Once matured, the sperm cells will be transported through the seminiferous tubules and stored in the epididymis of the testes until they are released outside the male body.

Explore Spermatogenesis: The Generation of Sperm Cells Click to Tweet

Tabulated below are the steps in spermatogenesis and how long they take to occur.

Stage Time
Spermatocytogenesis (Mitosis of the spermatogonia) 16 days (up to the primary spermatocytes)
Spermatocytogenesis (Meiosis I) 24 days (for the division of the primary spermatocytes to from the secondary spermatocytes)
Spermatocytogenesis (Meiosis II) A few hours (for engendering the spermatids)
Spermiogenesis 24 days (up to the completed sperm cells)
TOTAL: ~ 64 days

For more visualizations of the process, you may want to check this video.

To learn more about Human Physiology as a free online course, you may visit this website: http://janux.ou.edu

Physiology of Spermatogenesis

The maturation of the male reproductive system happens under the influence of the hormone testosterone which primarily removes unnecessary cytoplasm and organelles. These unnecessary cytoplasms are known as residual bodies and are engulfed by the Sertoli cells found in the testes. The result of the engulfment is spermatozoa which are mature but lack motility, hence are sterile. Nevertheless, through spermiation, these spermatozoa can be released into the seminiferous tubule.

  • The process of spermatogenesis is very sensitive to any changes as mere fluctuations in the number of hormones and temperature in the body can affect it. In particular, the epithelium of the seminiferous tubule is easily affected by elevation of temperature (even normal body temperature). Hence, the testes are located outside the body in a sack called scrotum.
  • Surprisingly, the optimal temperature in the testes is maintained at about 34-35 degrees Celsius in human males.
  • In addition to temperature, deficiencies in dietary nutrients like vitamins and minerals, infectious diseases, and alcohol can affect spermatogenesis.

Differences Between Spermatogenesis and Oogenesis

As its name suggests, oogenesis is the opposite of spermatogenesis–oogenesis is the process of forming the egg, the female gamete. Unlike spermatogenesis that occurs in the seminiferous tubule, oogenesis occurs in the ovaries of the female reproductive organ.
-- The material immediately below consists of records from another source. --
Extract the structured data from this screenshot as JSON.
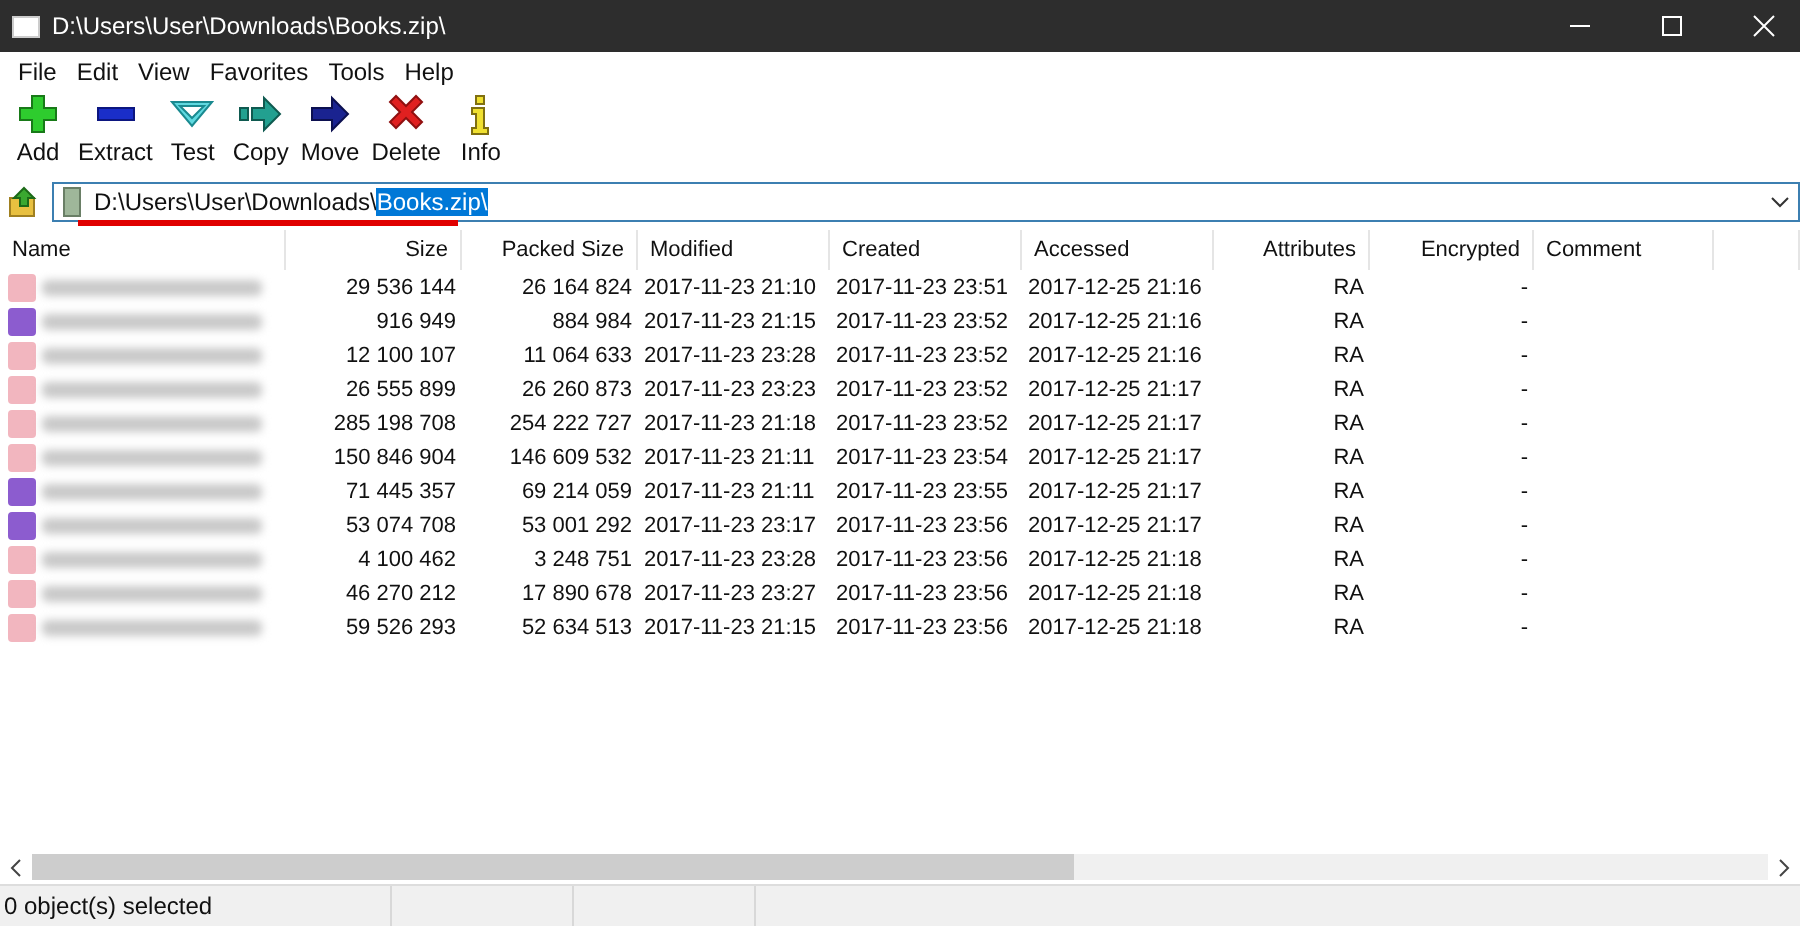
{
  "window": {
    "title": "D:\\Users\\User\\Downloads\\Books.zip\\"
  },
  "menu": [
    "File",
    "Edit",
    "View",
    "Favorites",
    "Tools",
    "Help"
  ],
  "toolbar": [
    {
      "kind": "add",
      "label": "Add"
    },
    {
      "kind": "extract",
      "label": "Extract"
    },
    {
      "kind": "test",
      "label": "Test"
    },
    {
      "kind": "copy",
      "label": "Copy"
    },
    {
      "kind": "move",
      "label": "Move"
    },
    {
      "kind": "delete",
      "label": "Delete"
    },
    {
      "kind": "info",
      "label": "Info"
    }
  ],
  "address": {
    "prefix": "D:\\Users\\User\\Downloads\\",
    "selected_part": "Books.zip\\"
  },
  "table": {
    "columns": [
      "Name",
      "Size",
      "Packed Size",
      "Modified",
      "Created",
      "Accessed",
      "Attributes",
      "Encrypted",
      "Comment"
    ],
    "rows": [
      {
        "color": "#f2b6bf",
        "size": "29 536 144",
        "packed": "26 164 824",
        "modified": "2017-11-23 21:10",
        "created": "2017-11-23 23:51",
        "accessed": "2017-12-25 21:16",
        "attributes": "RA",
        "encrypted": "-"
      },
      {
        "color": "#8c5ccf",
        "size": "916 949",
        "packed": "884 984",
        "modified": "2017-11-23 21:15",
        "created": "2017-11-23 23:52",
        "accessed": "2017-12-25 21:16",
        "attributes": "RA",
        "encrypted": "-"
      },
      {
        "color": "#f2b6bf",
        "size": "12 100 107",
        "packed": "11 064 633",
        "modified": "2017-11-23 23:28",
        "created": "2017-11-23 23:52",
        "accessed": "2017-12-25 21:16",
        "attributes": "RA",
        "encrypted": "-"
      },
      {
        "color": "#f2b6bf",
        "size": "26 555 899",
        "packed": "26 260 873",
        "modified": "2017-11-23 23:23",
        "created": "2017-11-23 23:52",
        "accessed": "2017-12-25 21:17",
        "attributes": "RA",
        "encrypted": "-"
      },
      {
        "color": "#f2b6bf",
        "size": "285 198 708",
        "packed": "254 222 727",
        "modified": "2017-11-23 21:18",
        "created": "2017-11-23 23:52",
        "accessed": "2017-12-25 21:17",
        "attributes": "RA",
        "encrypted": "-"
      },
      {
        "color": "#f2b6bf",
        "size": "150 846 904",
        "packed": "146 609 532",
        "modified": "2017-11-23 21:11",
        "created": "2017-11-23 23:54",
        "accessed": "2017-12-25 21:17",
        "attributes": "RA",
        "encrypted": "-"
      },
      {
        "color": "#8c5ccf",
        "size": "71 445 357",
        "packed": "69 214 059",
        "modified": "2017-11-23 21:11",
        "created": "2017-11-23 23:55",
        "accessed": "2017-12-25 21:17",
        "attributes": "RA",
        "encrypted": "-"
      },
      {
        "color": "#8c5ccf",
        "size": "53 074 708",
        "packed": "53 001 292",
        "modified": "2017-11-23 23:17",
        "created": "2017-11-23 23:56",
        "accessed": "2017-12-25 21:17",
        "attributes": "RA",
        "encrypted": "-"
      },
      {
        "color": "#f2b6bf",
        "size": "4 100 462",
        "packed": "3 248 751",
        "modified": "2017-11-23 23:28",
        "created": "2017-11-23 23:56",
        "accessed": "2017-12-25 21:18",
        "attributes": "RA",
        "encrypted": "-"
      },
      {
        "color": "#f2b6bf",
        "size": "46 270 212",
        "packed": "17 890 678",
        "modified": "2017-11-23 23:27",
        "created": "2017-11-23 23:56",
        "accessed": "2017-12-25 21:18",
        "attributes": "RA",
        "encrypted": "-"
      },
      {
        "color": "#f2b6bf",
        "size": "59 526 293",
        "packed": "52 634 513",
        "modified": "2017-11-23 21:15",
        "created": "2017-11-23 23:56",
        "accessed": "2017-12-25 21:18",
        "attributes": "RA",
        "encrypted": "-"
      }
    ]
  },
  "status_bar": {
    "text": "0 object(s) selected"
  }
}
Other differences between the two are outlined in the table below.

Spermatogenesis Oogenesis
Meiosis occurs right after mitosis. Meiosis only occurs once when a certain population of cells is reached.
Four gametes are produced during meiosis. One gamete is produced during meiosis.
Meiosis is finished after a few days or week. Meiosis is completed only after months or years.
Meiosis proceed continuously. Meiosis is arrested at the prophase of meiosis I.
Sex chromosomes are excluded from recombination and transcription. All chromosomes exhibit the same transcription and recombination.

While much has already been known about male reproduction, to date, no specific about the functions of Sertoli cells are available. The development of more accurate evaluation techniques would greatly enhance our understanding spermatogenesis and the function of Sertoli cells process.
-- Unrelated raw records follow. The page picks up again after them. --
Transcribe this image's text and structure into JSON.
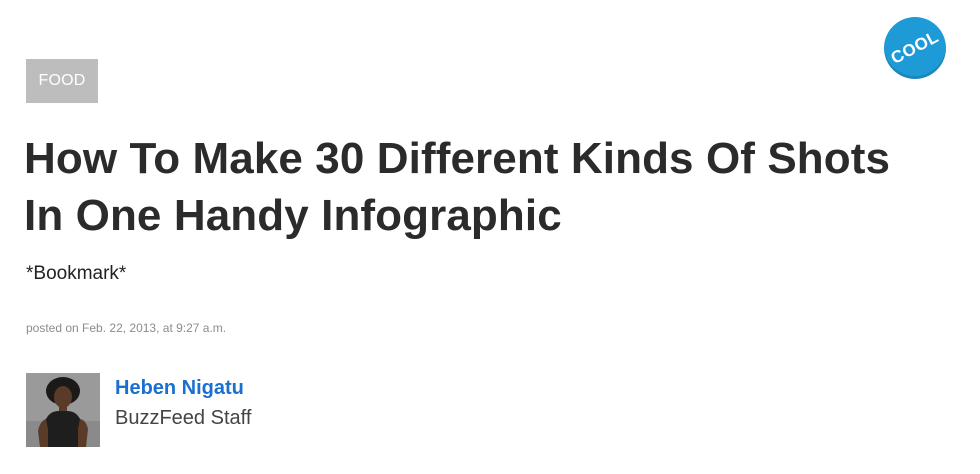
{
  "category": {
    "label": "FOOD"
  },
  "badge": {
    "label": "COOL",
    "color": "#1e9bd6"
  },
  "article": {
    "title": "How To Make 30 Different Kinds Of Shots In One Handy Infographic",
    "subtitle": "*Bookmark*",
    "dateline": "posted on Feb. 22, 2013, at 9:27 a.m."
  },
  "author": {
    "name": "Heben Nigatu",
    "role": "BuzzFeed Staff",
    "avatar_icon": "author-photo",
    "link_color": "#1a6fd0"
  },
  "colors": {
    "tag_bg": "#bdbdbd",
    "headline": "#2b2b2b",
    "muted": "#8c8c8c"
  }
}
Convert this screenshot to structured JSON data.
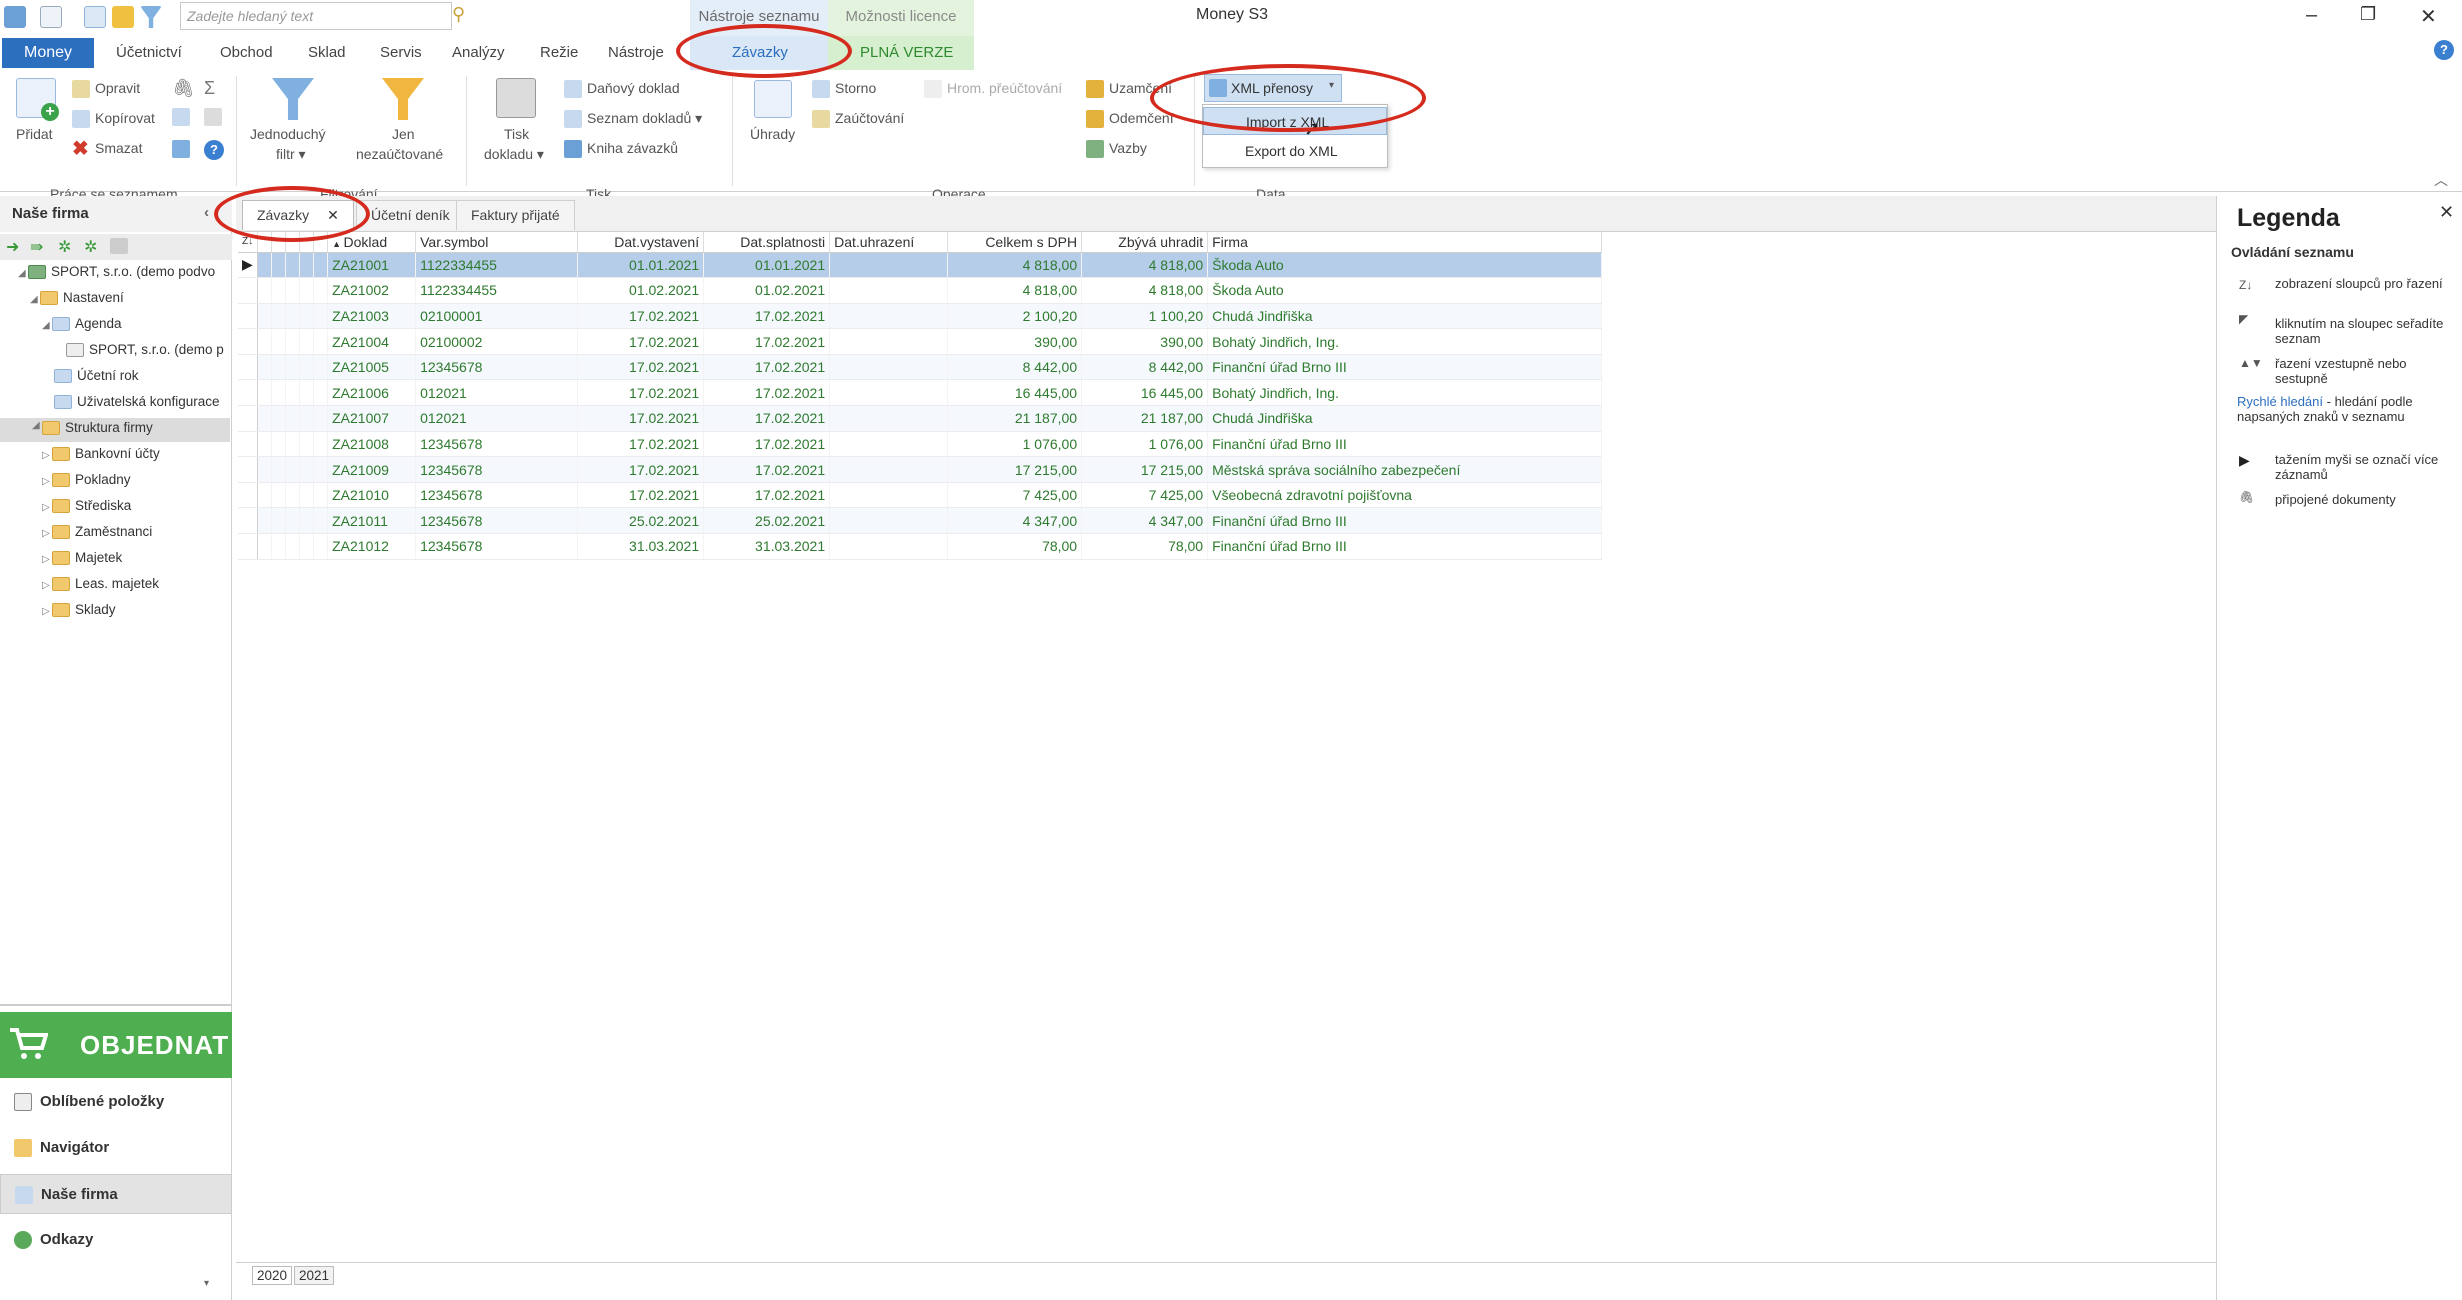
{
  "titlebar": {
    "search_placeholder": "Zadejte hledaný text",
    "context_tab_1": "Nástroje seznamu",
    "context_tab_2": "Možnosti licence",
    "app_title": "Money S3",
    "minimize": "–",
    "restore": "❐",
    "close": "✕"
  },
  "tabs": [
    "Money",
    "Účetnictví",
    "Obchod",
    "Sklad",
    "Servis",
    "Analýzy",
    "Režie",
    "Nástroje",
    "Závazky",
    "PLNÁ VERZE"
  ],
  "ribbon": {
    "pridat": "Přidat",
    "opravit": "Opravit",
    "kopirovat": "Kopírovat",
    "smazat": "Smazat",
    "grp_prace": "Práce se seznamem",
    "jednoduchy": "Jednoduchý",
    "filtr": "filtr",
    "jen": "Jen",
    "nezauctovane": "nezaúčtované",
    "grp_filtrovani": "Filtrování",
    "tisk": "Tisk",
    "dokladu": "dokladu",
    "danovy_doklad": "Daňový doklad",
    "seznam_dokladu": "Seznam dokladů",
    "kniha_zavazku": "Kniha závazků",
    "grp_tisk": "Tisk",
    "uhrady": "Úhrady",
    "storno": "Storno",
    "zauctovani": "Zaúčtování",
    "hrom": "Hrom. přeúčtování",
    "uzamceni": "Uzamčení",
    "odemceni": "Odemčení",
    "vazby": "Vazby",
    "grp_operace": "Operace",
    "xml_prenosy": "XML přenosy",
    "grp_data": "Data"
  },
  "dropdown": {
    "import": "Import z XML",
    "export": "Export do XML"
  },
  "left": {
    "header": "Naše firma",
    "tree": [
      "SPORT, s.r.o. (demo podvo",
      "Nastavení",
      "Agenda",
      "SPORT, s.r.o. (demo p",
      "Účetní rok",
      "Uživatelská konfigurace",
      "Struktura firmy",
      "Bankovní účty",
      "Pokladny",
      "Střediska",
      "Zaměstnanci",
      "Majetek",
      "Leas. majetek",
      "Sklady"
    ],
    "objednat": "OBJEDNAT",
    "nav": [
      "Oblíbené položky",
      "Navigátor",
      "Naše firma",
      "Odkazy"
    ]
  },
  "doctabs": [
    "Závazky",
    "Účetní deník",
    "Faktury přijaté"
  ],
  "grid": {
    "columns": [
      "Doklad",
      "Var.symbol",
      "Dat.vystavení",
      "Dat.splatnosti",
      "Dat.uhrazení",
      "Celkem s DPH",
      "Zbývá uhradit",
      "Firma"
    ],
    "rows": [
      [
        "ZA21001",
        "1122334455",
        "01.01.2021",
        "01.01.2021",
        "",
        "4 818,00",
        "4 818,00",
        "Škoda Auto"
      ],
      [
        "ZA21002",
        "1122334455",
        "01.02.2021",
        "01.02.2021",
        "",
        "4 818,00",
        "4 818,00",
        "Škoda Auto"
      ],
      [
        "ZA21003",
        "02100001",
        "17.02.2021",
        "17.02.2021",
        "",
        "2 100,20",
        "1 100,20",
        "Chudá Jindřiška"
      ],
      [
        "ZA21004",
        "02100002",
        "17.02.2021",
        "17.02.2021",
        "",
        "390,00",
        "390,00",
        "Bohatý Jindřich, Ing."
      ],
      [
        "ZA21005",
        "12345678",
        "17.02.2021",
        "17.02.2021",
        "",
        "8 442,00",
        "8 442,00",
        "Finanční úřad Brno III"
      ],
      [
        "ZA21006",
        "012021",
        "17.02.2021",
        "17.02.2021",
        "",
        "16 445,00",
        "16 445,00",
        "Bohatý Jindřich, Ing."
      ],
      [
        "ZA21007",
        "012021",
        "17.02.2021",
        "17.02.2021",
        "",
        "21 187,00",
        "21 187,00",
        "Chudá Jindřiška"
      ],
      [
        "ZA21008",
        "12345678",
        "17.02.2021",
        "17.02.2021",
        "",
        "1 076,00",
        "1 076,00",
        "Finanční úřad Brno III"
      ],
      [
        "ZA21009",
        "12345678",
        "17.02.2021",
        "17.02.2021",
        "",
        "17 215,00",
        "17 215,00",
        "Městská správa sociálního zabezpečení"
      ],
      [
        "ZA21010",
        "12345678",
        "17.02.2021",
        "17.02.2021",
        "",
        "7 425,00",
        "7 425,00",
        "Všeobecná zdravotní pojišťovna"
      ],
      [
        "ZA21011",
        "12345678",
        "25.02.2021",
        "25.02.2021",
        "",
        "4 347,00",
        "4 347,00",
        "Finanční úřad Brno III"
      ],
      [
        "ZA21012",
        "12345678",
        "31.03.2021",
        "31.03.2021",
        "",
        "78,00",
        "78,00",
        "Finanční úřad Brno III"
      ]
    ]
  },
  "legend": {
    "title": "Legenda",
    "subtitle": "Ovládání seznamu",
    "items": [
      "zobrazení sloupců pro řazení",
      "kliknutím na sloupec seřadíte seznam",
      "řazení vzestupně nebo sestupně",
      "- hledání podle napsaných znaků v seznamu",
      "tažením myši se označí více záznamů",
      "připojené dokumenty"
    ],
    "rychle": "Rychlé hledání"
  },
  "years": [
    "2020",
    "2021"
  ],
  "colors": {
    "accent": "#2c6fbe",
    "order_green": "#4fae4f",
    "highlight_red": "#d52b1e",
    "text_green": "#2e7a2e"
  }
}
But looking into it, isn’t amazing how this process is carried out without one’s consciousness is the secret for the perpetuation of the animal kingdom?

Cite this article as: "Spermatogenesis: The Generation of Sperm Cells," in Bio Explorer by Jack Kirsten, February 15, 2018, https://www.bioexplorer.net/spermatogenesis.html/.

References

  • “Spermatogenesis – Developmental Biology – NCBI Bookshelf”. Accessed February 14, 2018. Link.
  • “Human Reproductive Anatomy and Gametogenesis | Boundless Biology”. Accessed February 14, 2018. Link.
  • “Spermatogenesis | physiology | Britannica.com”. Accessed February 14, 2018. Link.
  • “”. Accessed February 14, 2018. Link.
  • “Spermatogenesis – My Agriculture Information Bank”. Accessed February 14, 2018. Link.
  • “Physiology of the Male Reproductive System | Boundless Anatomy and Physiology”. Accessed February 14, 2018. Link.
Spermatogenesis: The Generation of Sperm Cells
5 (100%) 1 vote


  • 40
  •  
  •  
  •  
  •  
  •  
    40
    Shares
  • 40
  •  
  •  
  •  
  •  
  •  

LEAVE A REPLY